In the second account, also from the Indian government, the film is an "international conspiracy to defame India", in the words of India's parliamentary affairs minister Venkaiah Naidu.
It would be much too easy to dismiss this as the ignorant rant of a right-wing politician. This can't possibly be considered as defaming India and surely, this is not something that can and should hurt our pride.
Or can it?
It can, if this is the kind of patriarchal pride that survives on the deeply entrenched gender power structure that exists in India. It survives if the power structure survives, along with its rules of what it means to be a man, and what it means to not be a man -- a woman, or god forbid, anyone in between the gender binary. But any time this power structure is threatened, it seems capable of doing anything to keep itself from crumbling. It is as fragile and brittle as it appears to be strong and indestructible.

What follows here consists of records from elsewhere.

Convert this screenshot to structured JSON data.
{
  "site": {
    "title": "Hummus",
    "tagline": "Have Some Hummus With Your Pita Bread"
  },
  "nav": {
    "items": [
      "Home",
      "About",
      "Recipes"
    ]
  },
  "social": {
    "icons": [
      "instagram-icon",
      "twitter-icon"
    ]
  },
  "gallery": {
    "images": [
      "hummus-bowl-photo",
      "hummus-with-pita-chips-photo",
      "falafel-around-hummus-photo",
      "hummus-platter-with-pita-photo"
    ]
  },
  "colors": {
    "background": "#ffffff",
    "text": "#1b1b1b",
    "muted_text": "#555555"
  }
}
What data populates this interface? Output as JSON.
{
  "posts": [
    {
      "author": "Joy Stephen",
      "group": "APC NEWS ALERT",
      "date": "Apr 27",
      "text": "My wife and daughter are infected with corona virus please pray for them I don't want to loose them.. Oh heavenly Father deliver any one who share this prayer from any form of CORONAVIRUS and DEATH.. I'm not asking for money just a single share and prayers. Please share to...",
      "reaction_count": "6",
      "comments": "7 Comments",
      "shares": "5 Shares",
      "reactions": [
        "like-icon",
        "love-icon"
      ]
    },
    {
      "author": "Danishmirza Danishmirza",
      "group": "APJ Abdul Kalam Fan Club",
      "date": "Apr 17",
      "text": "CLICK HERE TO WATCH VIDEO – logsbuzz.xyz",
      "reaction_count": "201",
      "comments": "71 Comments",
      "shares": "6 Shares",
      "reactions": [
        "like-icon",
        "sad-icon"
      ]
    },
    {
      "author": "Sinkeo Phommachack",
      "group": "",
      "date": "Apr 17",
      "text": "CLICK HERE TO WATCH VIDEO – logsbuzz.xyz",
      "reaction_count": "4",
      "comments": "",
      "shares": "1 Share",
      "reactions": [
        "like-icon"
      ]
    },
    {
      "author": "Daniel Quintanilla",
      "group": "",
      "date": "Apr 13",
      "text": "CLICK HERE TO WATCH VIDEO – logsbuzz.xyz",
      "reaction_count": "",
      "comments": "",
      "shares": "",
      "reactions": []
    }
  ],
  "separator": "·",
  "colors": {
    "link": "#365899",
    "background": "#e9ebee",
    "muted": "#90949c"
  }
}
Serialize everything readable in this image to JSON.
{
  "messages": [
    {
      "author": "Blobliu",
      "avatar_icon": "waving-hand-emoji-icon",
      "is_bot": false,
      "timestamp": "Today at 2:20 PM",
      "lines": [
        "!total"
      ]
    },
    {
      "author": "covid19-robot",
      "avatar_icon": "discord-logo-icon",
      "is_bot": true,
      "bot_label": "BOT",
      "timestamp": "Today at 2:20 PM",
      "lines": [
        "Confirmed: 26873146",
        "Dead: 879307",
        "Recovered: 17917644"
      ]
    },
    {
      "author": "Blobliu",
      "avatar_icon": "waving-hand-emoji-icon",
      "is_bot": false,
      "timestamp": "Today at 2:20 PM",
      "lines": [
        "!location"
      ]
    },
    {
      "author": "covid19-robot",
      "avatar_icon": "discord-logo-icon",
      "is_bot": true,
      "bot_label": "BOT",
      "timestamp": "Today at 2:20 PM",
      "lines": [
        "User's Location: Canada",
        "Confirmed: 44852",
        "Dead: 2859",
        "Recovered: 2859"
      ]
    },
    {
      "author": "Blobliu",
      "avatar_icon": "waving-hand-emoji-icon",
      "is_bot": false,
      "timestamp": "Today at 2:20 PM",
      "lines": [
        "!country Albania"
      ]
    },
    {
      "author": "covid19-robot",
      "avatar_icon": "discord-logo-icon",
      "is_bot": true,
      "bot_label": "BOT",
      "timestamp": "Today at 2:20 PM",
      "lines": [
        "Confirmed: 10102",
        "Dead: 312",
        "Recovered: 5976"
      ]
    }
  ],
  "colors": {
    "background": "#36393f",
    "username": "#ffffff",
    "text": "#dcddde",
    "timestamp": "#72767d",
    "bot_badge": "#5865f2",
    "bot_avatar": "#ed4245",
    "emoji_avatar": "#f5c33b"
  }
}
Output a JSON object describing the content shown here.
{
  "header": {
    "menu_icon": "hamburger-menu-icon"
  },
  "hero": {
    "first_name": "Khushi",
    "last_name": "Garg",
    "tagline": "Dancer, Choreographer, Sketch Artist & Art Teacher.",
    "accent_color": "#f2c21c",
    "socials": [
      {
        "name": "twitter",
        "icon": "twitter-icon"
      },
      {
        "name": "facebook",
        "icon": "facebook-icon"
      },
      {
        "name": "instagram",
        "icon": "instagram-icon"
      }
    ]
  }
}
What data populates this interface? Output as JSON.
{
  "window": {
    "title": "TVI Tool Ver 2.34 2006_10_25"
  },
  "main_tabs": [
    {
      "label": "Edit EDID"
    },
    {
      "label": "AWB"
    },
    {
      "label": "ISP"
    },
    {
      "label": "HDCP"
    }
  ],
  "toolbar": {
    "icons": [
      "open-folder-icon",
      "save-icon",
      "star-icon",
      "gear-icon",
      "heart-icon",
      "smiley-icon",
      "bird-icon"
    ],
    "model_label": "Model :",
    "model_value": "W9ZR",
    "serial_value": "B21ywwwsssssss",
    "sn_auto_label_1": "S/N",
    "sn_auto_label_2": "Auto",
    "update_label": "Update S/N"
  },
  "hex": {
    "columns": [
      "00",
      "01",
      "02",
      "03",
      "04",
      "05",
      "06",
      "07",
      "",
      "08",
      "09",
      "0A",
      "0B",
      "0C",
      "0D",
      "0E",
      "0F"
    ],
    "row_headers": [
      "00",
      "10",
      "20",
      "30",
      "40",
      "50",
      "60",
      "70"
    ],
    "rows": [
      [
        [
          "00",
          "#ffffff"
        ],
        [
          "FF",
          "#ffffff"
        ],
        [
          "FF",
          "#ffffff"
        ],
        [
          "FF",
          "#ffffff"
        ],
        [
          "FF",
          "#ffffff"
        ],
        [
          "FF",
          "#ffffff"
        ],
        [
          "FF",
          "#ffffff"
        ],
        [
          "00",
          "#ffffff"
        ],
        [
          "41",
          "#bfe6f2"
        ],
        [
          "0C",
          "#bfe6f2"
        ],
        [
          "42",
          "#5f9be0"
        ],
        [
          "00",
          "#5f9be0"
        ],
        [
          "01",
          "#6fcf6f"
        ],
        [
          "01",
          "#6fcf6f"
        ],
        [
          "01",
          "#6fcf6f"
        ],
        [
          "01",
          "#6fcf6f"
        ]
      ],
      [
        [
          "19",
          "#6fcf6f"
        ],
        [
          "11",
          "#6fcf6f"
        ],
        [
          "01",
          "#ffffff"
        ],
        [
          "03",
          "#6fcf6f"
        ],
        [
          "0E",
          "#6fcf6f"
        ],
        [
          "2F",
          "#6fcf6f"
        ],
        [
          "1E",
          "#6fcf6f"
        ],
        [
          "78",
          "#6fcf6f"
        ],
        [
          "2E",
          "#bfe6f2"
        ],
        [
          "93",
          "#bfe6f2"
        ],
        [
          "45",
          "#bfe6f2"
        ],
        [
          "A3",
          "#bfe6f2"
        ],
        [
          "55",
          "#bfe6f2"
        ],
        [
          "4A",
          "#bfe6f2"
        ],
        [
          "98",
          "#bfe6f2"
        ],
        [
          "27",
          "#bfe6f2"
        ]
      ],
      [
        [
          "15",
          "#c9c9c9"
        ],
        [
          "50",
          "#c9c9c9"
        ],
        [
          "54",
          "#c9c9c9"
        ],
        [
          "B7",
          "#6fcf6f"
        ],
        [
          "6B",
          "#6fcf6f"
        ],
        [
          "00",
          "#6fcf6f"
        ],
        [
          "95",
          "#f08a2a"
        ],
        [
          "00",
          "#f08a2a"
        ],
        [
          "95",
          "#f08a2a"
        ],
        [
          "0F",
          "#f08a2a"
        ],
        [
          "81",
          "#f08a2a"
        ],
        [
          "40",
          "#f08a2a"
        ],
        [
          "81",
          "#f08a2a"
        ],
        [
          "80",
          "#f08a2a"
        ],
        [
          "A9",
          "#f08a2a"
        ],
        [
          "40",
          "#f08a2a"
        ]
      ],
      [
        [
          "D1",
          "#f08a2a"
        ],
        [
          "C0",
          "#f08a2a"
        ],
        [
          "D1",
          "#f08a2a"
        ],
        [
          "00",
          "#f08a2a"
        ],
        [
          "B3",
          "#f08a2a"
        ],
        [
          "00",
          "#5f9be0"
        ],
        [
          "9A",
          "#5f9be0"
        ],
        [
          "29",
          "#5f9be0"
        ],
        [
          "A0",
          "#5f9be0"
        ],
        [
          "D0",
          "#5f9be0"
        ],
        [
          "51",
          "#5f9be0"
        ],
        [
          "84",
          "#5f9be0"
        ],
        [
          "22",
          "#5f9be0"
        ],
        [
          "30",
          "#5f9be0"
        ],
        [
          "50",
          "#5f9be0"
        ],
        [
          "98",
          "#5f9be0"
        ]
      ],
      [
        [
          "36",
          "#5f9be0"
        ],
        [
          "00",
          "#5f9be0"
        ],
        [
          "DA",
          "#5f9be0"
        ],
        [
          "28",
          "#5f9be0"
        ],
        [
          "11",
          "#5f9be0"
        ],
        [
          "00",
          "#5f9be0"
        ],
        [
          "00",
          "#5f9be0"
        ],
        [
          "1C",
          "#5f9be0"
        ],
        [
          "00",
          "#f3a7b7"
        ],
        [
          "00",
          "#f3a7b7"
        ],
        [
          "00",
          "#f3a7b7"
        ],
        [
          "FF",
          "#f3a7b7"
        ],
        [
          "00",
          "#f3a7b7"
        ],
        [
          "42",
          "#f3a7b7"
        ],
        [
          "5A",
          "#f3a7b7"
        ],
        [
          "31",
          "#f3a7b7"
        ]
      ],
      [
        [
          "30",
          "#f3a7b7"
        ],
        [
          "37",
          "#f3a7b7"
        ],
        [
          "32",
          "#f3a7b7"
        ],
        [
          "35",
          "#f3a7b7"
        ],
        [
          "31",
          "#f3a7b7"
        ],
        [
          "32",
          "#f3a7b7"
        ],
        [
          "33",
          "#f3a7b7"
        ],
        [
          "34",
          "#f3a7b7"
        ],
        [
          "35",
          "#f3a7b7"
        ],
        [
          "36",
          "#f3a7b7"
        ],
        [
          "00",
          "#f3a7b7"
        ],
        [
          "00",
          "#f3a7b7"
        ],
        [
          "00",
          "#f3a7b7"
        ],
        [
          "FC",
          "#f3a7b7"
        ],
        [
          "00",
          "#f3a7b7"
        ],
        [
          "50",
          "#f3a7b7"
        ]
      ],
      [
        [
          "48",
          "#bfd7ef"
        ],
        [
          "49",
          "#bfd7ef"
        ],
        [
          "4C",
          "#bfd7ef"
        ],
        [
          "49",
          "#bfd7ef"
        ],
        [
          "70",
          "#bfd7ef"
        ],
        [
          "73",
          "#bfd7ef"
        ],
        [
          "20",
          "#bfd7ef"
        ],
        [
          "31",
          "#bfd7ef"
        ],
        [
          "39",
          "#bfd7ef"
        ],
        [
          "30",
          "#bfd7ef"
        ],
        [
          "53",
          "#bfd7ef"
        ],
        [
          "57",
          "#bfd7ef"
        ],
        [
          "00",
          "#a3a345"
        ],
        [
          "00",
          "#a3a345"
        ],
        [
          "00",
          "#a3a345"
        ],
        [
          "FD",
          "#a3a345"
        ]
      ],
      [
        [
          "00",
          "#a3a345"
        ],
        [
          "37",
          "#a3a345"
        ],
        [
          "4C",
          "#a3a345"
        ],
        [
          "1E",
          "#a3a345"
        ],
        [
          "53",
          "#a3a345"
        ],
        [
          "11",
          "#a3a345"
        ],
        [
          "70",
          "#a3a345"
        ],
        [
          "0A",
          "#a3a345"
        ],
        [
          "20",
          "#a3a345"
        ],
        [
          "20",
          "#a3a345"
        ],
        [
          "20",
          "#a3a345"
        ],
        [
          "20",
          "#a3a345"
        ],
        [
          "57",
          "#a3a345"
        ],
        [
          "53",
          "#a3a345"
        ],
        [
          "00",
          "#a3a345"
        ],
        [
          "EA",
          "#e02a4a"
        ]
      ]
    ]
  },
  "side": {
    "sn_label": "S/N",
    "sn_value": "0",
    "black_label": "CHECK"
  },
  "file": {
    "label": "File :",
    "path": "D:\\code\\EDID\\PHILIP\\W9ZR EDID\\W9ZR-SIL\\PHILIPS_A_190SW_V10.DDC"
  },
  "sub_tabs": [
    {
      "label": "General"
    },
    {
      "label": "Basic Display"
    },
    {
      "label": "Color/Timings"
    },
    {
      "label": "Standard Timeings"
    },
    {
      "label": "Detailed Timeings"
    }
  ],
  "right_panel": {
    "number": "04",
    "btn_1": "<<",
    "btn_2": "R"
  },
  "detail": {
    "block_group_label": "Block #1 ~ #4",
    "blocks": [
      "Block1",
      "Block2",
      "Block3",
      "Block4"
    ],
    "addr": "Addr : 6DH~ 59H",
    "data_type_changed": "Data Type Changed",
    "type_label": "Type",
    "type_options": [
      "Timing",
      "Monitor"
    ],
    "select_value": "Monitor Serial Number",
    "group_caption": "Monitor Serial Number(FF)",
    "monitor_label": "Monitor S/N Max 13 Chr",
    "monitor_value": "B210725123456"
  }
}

There are cultures of guilt and there are cultures of shame. In India, ours is a culture of shame. Izzat, honor, pride -- we can kill for these. In fact, "honor killings" happen and are reported regularly. Our reactions to rape, even when we condemn it, are often deeply flawed. In Hindi, rape is also referred to as "izzat lootna", which translates as "robbing the honor." When we protest acts of rape, we say that a woman's honor, and the honor of her family, has been violated. We speak of women as daughters, sisters, and wives, which is why, even though I am entirely opposed to the ban on the documentary, I find the title, India's Daughter, problematic. Even as we want the rapists hanged, we shame women who are survivors of rape. We rarely talk of rape as a crime against a woman and her personhood. Maybe, we deny her personhood when we do this, because we have denied her personhood all along? As a now viral video made by All India Bakchod (AIB), an Indian comedy group about rape, says ironically: "You have clearly been misled by the idea that women are people too."
Let me be clear: I do not believe that this film represents the complex and layered gender dynamic in India in its entirety, complicated further by class, religion, geography and politics. To think that it does, or any one film or story can, is both reductionist and dangerous. However, banning the film because it contains voices we do not want to hear, a few amongst many, including those of the filmmaker, the rapist and the lawyers involved, is far more dangerous.
It is also important to pay attention to what Mukesh, the man convicted of the rape, is saying in the film -- if Jyoti had not fought back, she would still be alive. He is saying that she is dead because she chose to assert her power against the men who, at the moment of rape, wanted to assert their masculinity in the most violent and primal way possible. They wanted to feel as manly powerful or as powerfully male, as they could. And they wanted her to feel powerless. By fighting back, she chose not to be powerless. That is why, according to Singh, she had to die.
We live in a world where our collective attention spans are only as long as our hash tags. The debate on rape and rape culture in India raged for some time after this December 2012 rape, and then died down. Rapes continued to happen. Attitudes towards rape, gender equality and gender politics remained largely unchanged. What this documentary did is to reignite the issue, even if for another brief moment.
By banning it though, the Indian government has raised questions that are both urgent and dangerous.
What does this mean for free speech in India, the world's largest democracy?
What else can the government get away with?
What, if anything, has changed, despite the protests, the revulsion, and the outrage?
And if Jyoti Singh was India's daughter, is Mukesh Singh India's son?